UM population studies experts share projections, outlook for 2030 count
June 15, 2022 By
The discovery that Mississippi’s actual population is significantly higher than 2020 U.S. Census numbers indicate could affect future federal funding and possibly other factors, according to University of Mississippi population studies experts.
Mississippi was among six states in which the Census Bureau reported found significant undercounting as part of its Post Enumeration Survey, a follow-up examination the bureau conducted for the 2020 Census and released recently.
The other states undercounted by the 2020 Census are Arkansas, Florida, Illinois, Tennessee and Texas; amounting to a total estimated undercount in the South of 1.85%. Mississippi experienced the third-highest undercount rate of 4.1%. Arkansas was undercounted by 5.04%, and Tennessee by 4.78%.
Census data released in late 2021 showed a dip in the state’s population by roughly 6,000 people over the last decade. But with an official population count of 2.95 million, a statewide miscount of 4% would mean Mississippi’s tally was off by about 118,000 people.

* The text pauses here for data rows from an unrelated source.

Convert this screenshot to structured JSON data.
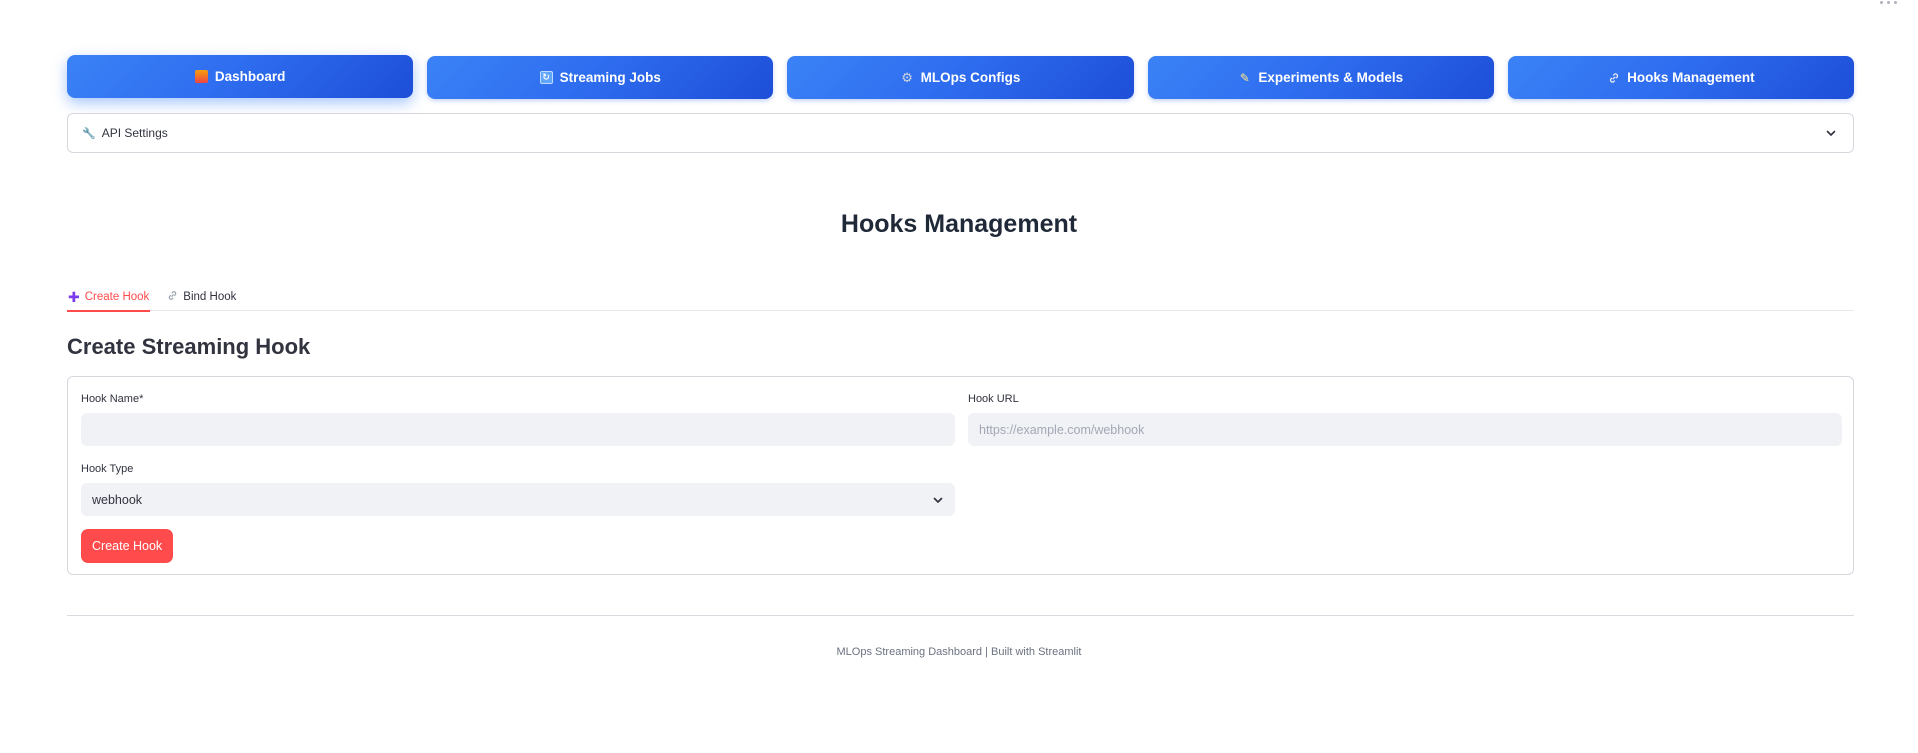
{
  "nav": {
    "items": [
      {
        "label": "Dashboard",
        "icon": "dashboard-icon",
        "active": true
      },
      {
        "label": "Streaming Jobs",
        "icon": "refresh-icon",
        "active": false
      },
      {
        "label": "MLOps Configs",
        "icon": "gear-icon",
        "active": false
      },
      {
        "label": "Experiments & Models",
        "icon": "pencil-icon",
        "active": false
      },
      {
        "label": "Hooks Management",
        "icon": "link-icon",
        "active": false
      }
    ]
  },
  "api_settings": {
    "label": "API Settings",
    "icon": "wrench-icon",
    "expanded": false
  },
  "page": {
    "title": "Hooks Management"
  },
  "tabs": [
    {
      "label": "Create Hook",
      "icon": "plus-icon",
      "active": true
    },
    {
      "label": "Bind Hook",
      "icon": "link-icon",
      "active": false
    }
  ],
  "section": {
    "title": "Create Streaming Hook"
  },
  "form": {
    "hook_name": {
      "label": "Hook Name*",
      "value": "",
      "placeholder": ""
    },
    "hook_url": {
      "label": "Hook URL",
      "value": "",
      "placeholder": "https://example.com/webhook"
    },
    "hook_type": {
      "label": "Hook Type",
      "selected": "webhook"
    },
    "submit_label": "Create Hook"
  },
  "footer": {
    "text": "MLOps Streaming Dashboard | Built with Streamlit"
  },
  "colors": {
    "nav_gradient_start": "#3b82f6",
    "nav_gradient_end": "#1d4ed8",
    "accent": "#ff4b4b",
    "input_bg": "#f0f2f6",
    "border": "#d6d8de"
  }
}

“We will absolutely miss out on dollars,” said Anne Cafer, director of the UM Center for Population Studies. “More than $20 million a year for the next 10 years. And that will be felt most acutely by the state’s most vulnerable residents.”
The newest estimates from the bureau’s survey indicates that children aged 0-4 were undercounted more than any other age groups, while those aged 18-24 were overcounted the most, followed by significant overcounts in the retirement-age population.

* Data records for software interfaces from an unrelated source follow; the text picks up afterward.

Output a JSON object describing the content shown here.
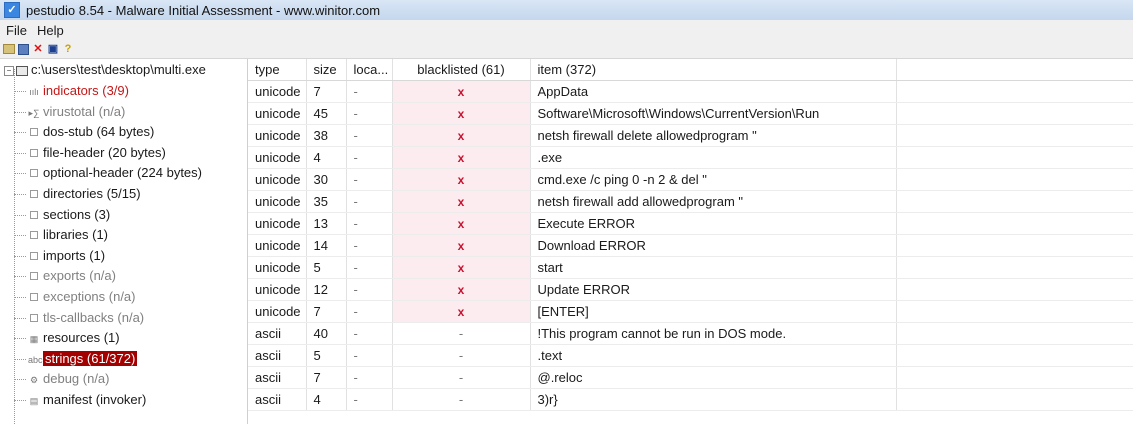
{
  "window": {
    "title": "pestudio 8.54 - Malware Initial Assessment - www.winitor.com",
    "accent": "#3a86e0"
  },
  "menu": {
    "items": [
      "File",
      "Help"
    ]
  },
  "toolbar": {
    "icons": [
      "open-icon",
      "save-icon",
      "close-x-icon",
      "disk-icon",
      "help-icon"
    ]
  },
  "tree": {
    "root": "c:\\users\\test\\desktop\\multi.exe",
    "nodes": [
      {
        "label": "indicators (3/9)",
        "style": "red",
        "icon": "indicators-icon",
        "glyph": "ıılı"
      },
      {
        "label": "virustotal (n/a)",
        "style": "grey",
        "icon": "virustotal-icon",
        "glyph": "▸∑"
      },
      {
        "label": "dos-stub (64 bytes)",
        "style": "normal",
        "icon": "box"
      },
      {
        "label": "file-header (20 bytes)",
        "style": "normal",
        "icon": "box"
      },
      {
        "label": "optional-header (224 bytes)",
        "style": "normal",
        "icon": "box"
      },
      {
        "label": "directories (5/15)",
        "style": "normal",
        "icon": "box"
      },
      {
        "label": "sections (3)",
        "style": "normal",
        "icon": "box"
      },
      {
        "label": "libraries (1)",
        "style": "normal",
        "icon": "box"
      },
      {
        "label": "imports (1)",
        "style": "normal",
        "icon": "box"
      },
      {
        "label": "exports (n/a)",
        "style": "grey",
        "icon": "box"
      },
      {
        "label": "exceptions (n/a)",
        "style": "grey",
        "icon": "box"
      },
      {
        "label": "tls-callbacks (n/a)",
        "style": "grey",
        "icon": "box"
      },
      {
        "label": "resources (1)",
        "style": "normal",
        "icon": "resources-icon",
        "glyph": "▦"
      },
      {
        "label": "strings (61/372)",
        "style": "selected",
        "icon": "strings-icon",
        "glyph": "abc"
      },
      {
        "label": "debug (n/a)",
        "style": "grey",
        "icon": "debug-icon",
        "glyph": "⚙"
      },
      {
        "label": "manifest (invoker)",
        "style": "normal",
        "icon": "manifest-icon",
        "glyph": "▤"
      }
    ]
  },
  "grid": {
    "columns": [
      "type",
      "size",
      "loca...",
      "blacklisted (61)",
      "item (372)",
      ""
    ],
    "rows": [
      {
        "type": "unicode",
        "size": "7",
        "location": "-",
        "blacklisted": "x",
        "item": "AppData"
      },
      {
        "type": "unicode",
        "size": "45",
        "location": "-",
        "blacklisted": "x",
        "item": "Software\\Microsoft\\Windows\\CurrentVersion\\Run"
      },
      {
        "type": "unicode",
        "size": "38",
        "location": "-",
        "blacklisted": "x",
        "item": "netsh firewall delete allowedprogram \""
      },
      {
        "type": "unicode",
        "size": "4",
        "location": "-",
        "blacklisted": "x",
        "item": ".exe"
      },
      {
        "type": "unicode",
        "size": "30",
        "location": "-",
        "blacklisted": "x",
        "item": "cmd.exe /c ping 0 -n 2 & del \""
      },
      {
        "type": "unicode",
        "size": "35",
        "location": "-",
        "blacklisted": "x",
        "item": "netsh firewall add allowedprogram \""
      },
      {
        "type": "unicode",
        "size": "13",
        "location": "-",
        "blacklisted": "x",
        "item": "Execute ERROR"
      },
      {
        "type": "unicode",
        "size": "14",
        "location": "-",
        "blacklisted": "x",
        "item": "Download ERROR"
      },
      {
        "type": "unicode",
        "size": "5",
        "location": "-",
        "blacklisted": "x",
        "item": "start"
      },
      {
        "type": "unicode",
        "size": "12",
        "location": "-",
        "blacklisted": "x",
        "item": "Update ERROR"
      },
      {
        "type": "unicode",
        "size": "7",
        "location": "-",
        "blacklisted": "x",
        "item": "[ENTER]"
      },
      {
        "type": "ascii",
        "size": "40",
        "location": "-",
        "blacklisted": "-",
        "item": "!This program cannot be run in DOS mode."
      },
      {
        "type": "ascii",
        "size": "5",
        "location": "-",
        "blacklisted": "-",
        "item": ".text"
      },
      {
        "type": "ascii",
        "size": "7",
        "location": "-",
        "blacklisted": "-",
        "item": "@.reloc"
      },
      {
        "type": "ascii",
        "size": "4",
        "location": "-",
        "blacklisted": "-",
        "item": "3)r}"
      }
    ]
  }
}
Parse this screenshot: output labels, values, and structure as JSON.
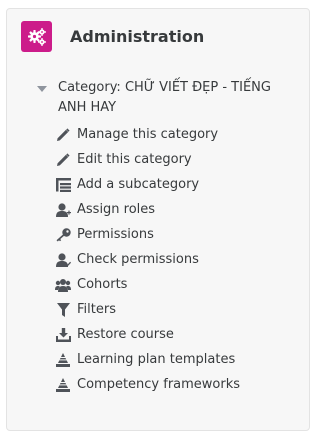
{
  "block": {
    "title": "Administration",
    "accent_color": "#cc1c8a",
    "icon": "cogs-icon"
  },
  "category": {
    "label": "Category: CHỮ VIẾT ĐẸP - TIẾNG ANH HAY",
    "expanded": true
  },
  "items": [
    {
      "label": "Manage this category",
      "icon": "pencil-icon"
    },
    {
      "label": "Edit this category",
      "icon": "pencil-icon"
    },
    {
      "label": "Add a subcategory",
      "icon": "sitemap-icon"
    },
    {
      "label": "Assign roles",
      "icon": "user-plus-icon"
    },
    {
      "label": "Permissions",
      "icon": "key-icon"
    },
    {
      "label": "Check permissions",
      "icon": "user-check-icon"
    },
    {
      "label": "Cohorts",
      "icon": "users-icon"
    },
    {
      "label": "Filters",
      "icon": "filter-icon"
    },
    {
      "label": "Restore course",
      "icon": "upload-icon"
    },
    {
      "label": "Learning plan templates",
      "icon": "triangle-stack-icon"
    },
    {
      "label": "Competency frameworks",
      "icon": "triangle-stack-icon"
    }
  ],
  "colors": {
    "icon": "#4f5359",
    "text": "#373a3c"
  }
}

Along with the under-5 population, international immigrants; minority-identifying; Black/African American, American Indian, Hispanic/Latino and Asian/Pacific Islander non-English speaking households; rural populations; and people living in poverty are expected to be undercounted at the highest rate.
The cause of the undercount remains unclear. The report does not detail any potential causes of the undercount nor does it include information on possible overcounts or undercounts at a municipal or county level.

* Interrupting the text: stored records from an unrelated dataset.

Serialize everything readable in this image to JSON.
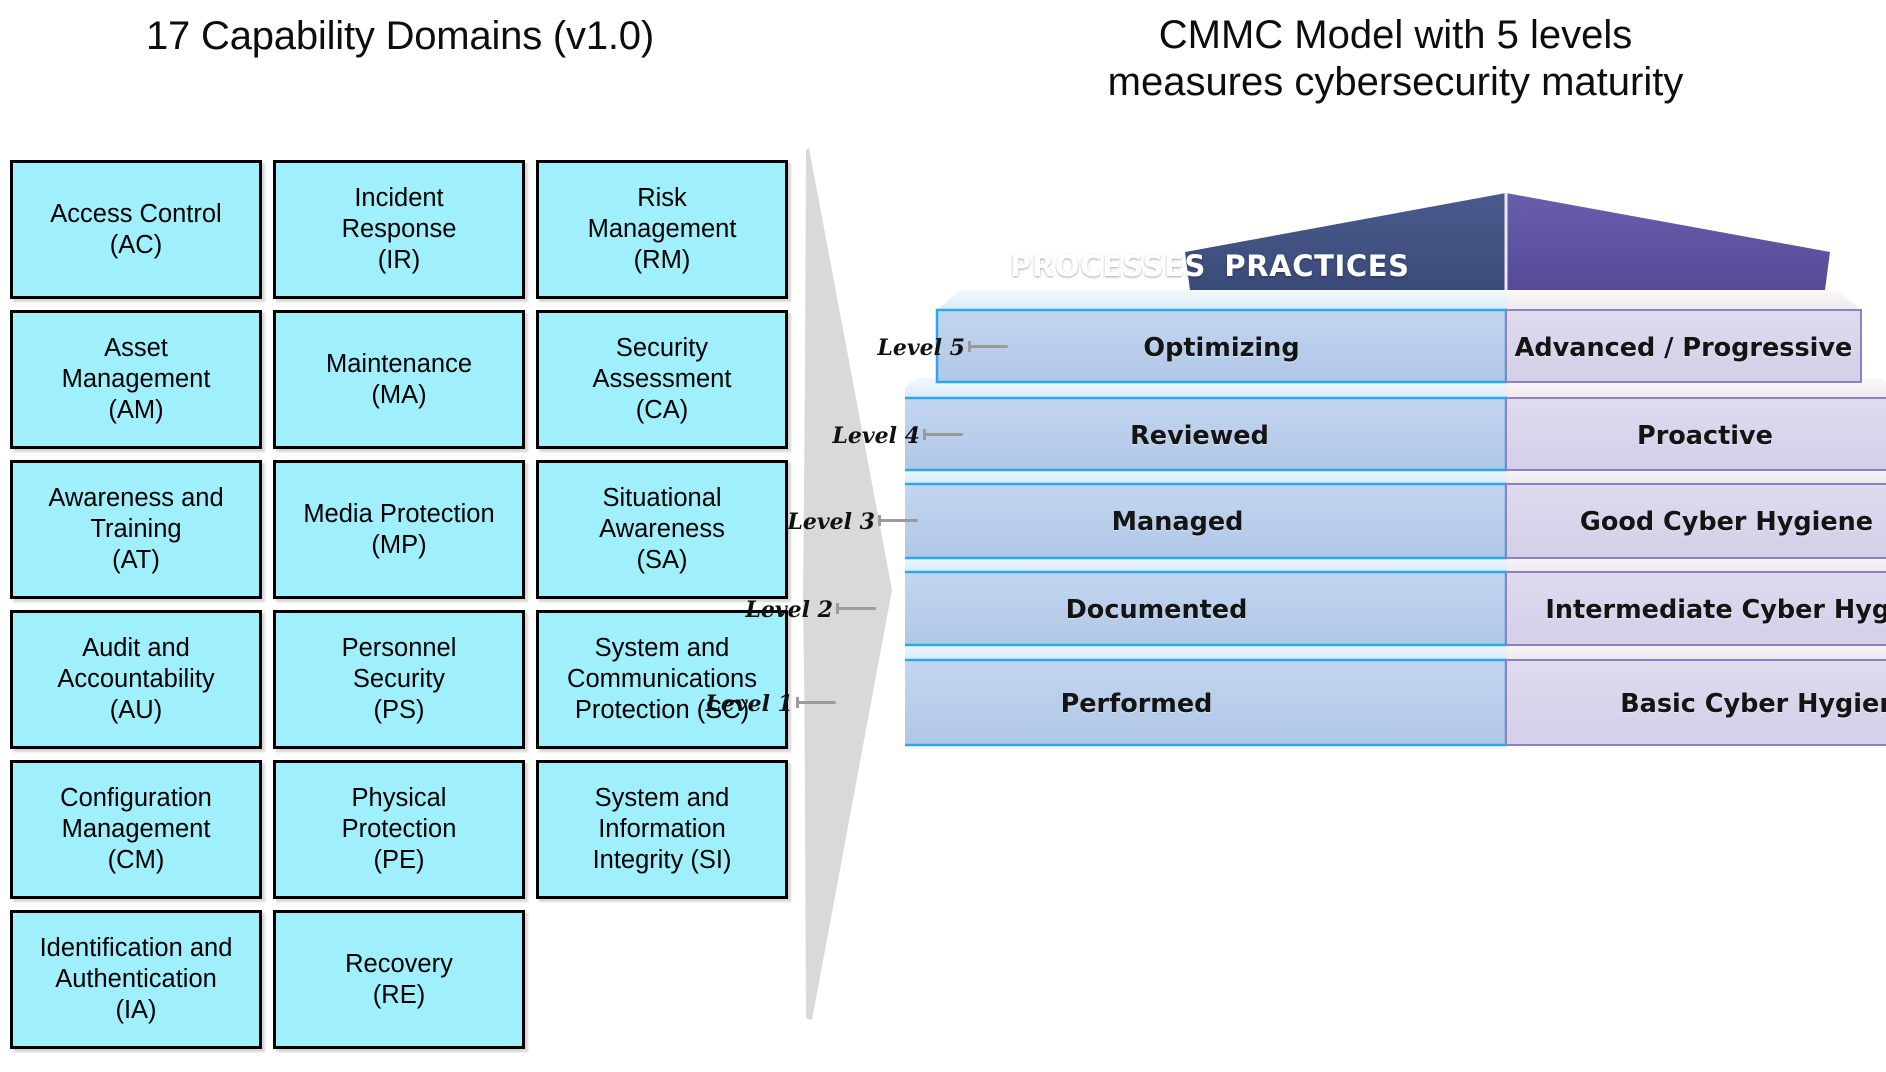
{
  "left": {
    "title": "17 Capability Domains (v1.0)",
    "domains": [
      {
        "name": "Access Control",
        "abbr": "(AC)",
        "label": "Access Control\n(AC)"
      },
      {
        "name": "Incident Response",
        "abbr": "(IR)",
        "label": "Incident\nResponse\n(IR)"
      },
      {
        "name": "Risk Management",
        "abbr": "(RM)",
        "label": "Risk\nManagement\n(RM)"
      },
      {
        "name": "Asset Management",
        "abbr": "(AM)",
        "label": "Asset\nManagement\n(AM)"
      },
      {
        "name": "Maintenance",
        "abbr": "(MA)",
        "label": "Maintenance\n(MA)"
      },
      {
        "name": "Security Assessment",
        "abbr": "(CA)",
        "label": "Security\nAssessment\n(CA)"
      },
      {
        "name": "Awareness and Training",
        "abbr": "(AT)",
        "label": "Awareness and\nTraining\n(AT)"
      },
      {
        "name": "Media Protection",
        "abbr": "(MP)",
        "label": "Media Protection\n(MP)"
      },
      {
        "name": "Situational Awareness",
        "abbr": "(SA)",
        "label": "Situational\nAwareness\n(SA)"
      },
      {
        "name": "Audit and Accountability",
        "abbr": "(AU)",
        "label": "Audit and\nAccountability\n(AU)"
      },
      {
        "name": "Personnel Security",
        "abbr": "(PS)",
        "label": "Personnel\nSecurity\n(PS)"
      },
      {
        "name": "System and Communications Protection",
        "abbr": "(SC)",
        "label": "System and\nCommunications\nProtection (SC)"
      },
      {
        "name": "Configuration Management",
        "abbr": "(CM)",
        "label": "Configuration\nManagement\n(CM)"
      },
      {
        "name": "Physical Protection",
        "abbr": "(PE)",
        "label": "Physical\nProtection\n(PE)"
      },
      {
        "name": "System and Information Integrity",
        "abbr": "(SI)",
        "label": "System and\nInformation\nIntegrity (SI)"
      },
      {
        "name": "Identification and Authentication",
        "abbr": "(IA)",
        "label": "Identification and\nAuthentication\n(IA)"
      },
      {
        "name": "Recovery",
        "abbr": "(RE)",
        "label": "Recovery\n(RE)"
      }
    ],
    "box_fill": "#9ff0fc",
    "box_border": "#000000"
  },
  "divider": {
    "icon": "right-arrow-chevron",
    "color": "#d9d9d9"
  },
  "right": {
    "title": "CMMC Model with 5 levels\nmeasures cybersecurity maturity",
    "roof": {
      "left_label": "PROCESSES",
      "right_label": "PRACTICES",
      "left_color": "#3f4e80",
      "right_color": "#5b4f9e"
    },
    "levels": [
      {
        "tag": "Level 5",
        "process": "Optimizing",
        "practice": "Advanced / Progressive"
      },
      {
        "tag": "Level 4",
        "process": "Reviewed",
        "practice": "Proactive"
      },
      {
        "tag": "Level 3",
        "process": "Managed",
        "practice": "Good Cyber Hygiene"
      },
      {
        "tag": "Level 2",
        "process": "Documented",
        "practice": "Intermediate Cyber Hygiene"
      },
      {
        "tag": "Level 1",
        "process": "Performed",
        "practice": "Basic Cyber Hygiene"
      }
    ],
    "colors": {
      "process_fill": "#b6cdeb",
      "process_edge": "#29a8ea",
      "practice_fill": "#d8d5ec",
      "practice_edge": "#8b82bf",
      "process_top": "#e2eff9",
      "practice_top": "#f3eef1"
    }
  }
}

Census data can impact state and local projects such as redistricting, grant applications and economic development programs. A variety of state and local projects rely upon census data, including redistricting efforts, grant applications and economic development efforts.
“The center is responsible for outreach related to the Census,” Cafer said. “This new report doesn’t change that. We will continue to monitor reports coming from the Census Bureau and help local governments navigate a new data landscape.
“We are also reaching out to complementary offices in the state to understand how we provide a robust suite of support, reaching out to our networks of (State Data Center) SDC folks to see how they are troubleshooting this.
“As always, we will work to be proactive to our constituents’ needs. One of these efforts involves mapping out internal and external migration to understand population loss and gain on a micro level for better local decision-making.”
The undercounts may bring ramifications down the road for redistricting, said Matt Hancock, a research and development staffer in demography at the center. But he could not speculate concerning what these changes may actually be.
“I would guess that there will be a revived conversation around redistricting,” Hancock said. “For instance, it is expected that Texas and Florida may have missed out an additional congressional seat due to their miscount.
“While redistricting concerns may come up, all congressional redistricting was completed using the previously reported 2020 counts, and updates to those counts will not affect any apportionment or redistricting.”
The Mississippi Automated Resource Information System, housed at the Institutions of Higher Learning in Jackson, is helping to assemble a complete and clean statewide database of the local address for the 2030 census to avoid future undercounts. Although MARIS has no power to use the data it gathers and interprets to remedy undercounts or change policies, it can help the Census Bureau ensure that future counts are more accurate, said Jim Steil, MARIS director.
Mississippi’s population is typically considered undercounted because the state is largely rural and has a considerable number of people who want to be left alone and do not respond, he said.
The impact of the 2020 undercount on the state’s federal funding until the next census will be massive.
“Funding is what we lose while still having the full population to serve,” Steil said. “By not collecting data from all 87,000-plus new corrected addresses, the 118,000 residents, Mississippi loses over $4.6 million per year in potential federal formula funding, based solely on census population.
“That potential lost funding is repetitive for total loss of over $236 million to the state over the next 10 years.”
Many other factors aligned to lower the Mississippi population count in 2020, Steil said.
“Separate census efforts follow during the data collection period to ensure everyone participates by phone, mail or during door-to-door surveys,” he said. “Unfortunately, the actual census is a snapshot of who lives in a location on April 1, 2020 – during peak COVID lockdown.”
While it is somewhat consoling that the Census Bureau admits to the miscount, it is unfortunate that the bureau was not able to take advantage of all the updated addresses and faced so many challenges for the initial 2020 count, Steil said.
Steil is an advocate for collaborating between the censuses.
“Having ‘real-time’ proof of our number of households should prevent any missing of households in the future,” he said.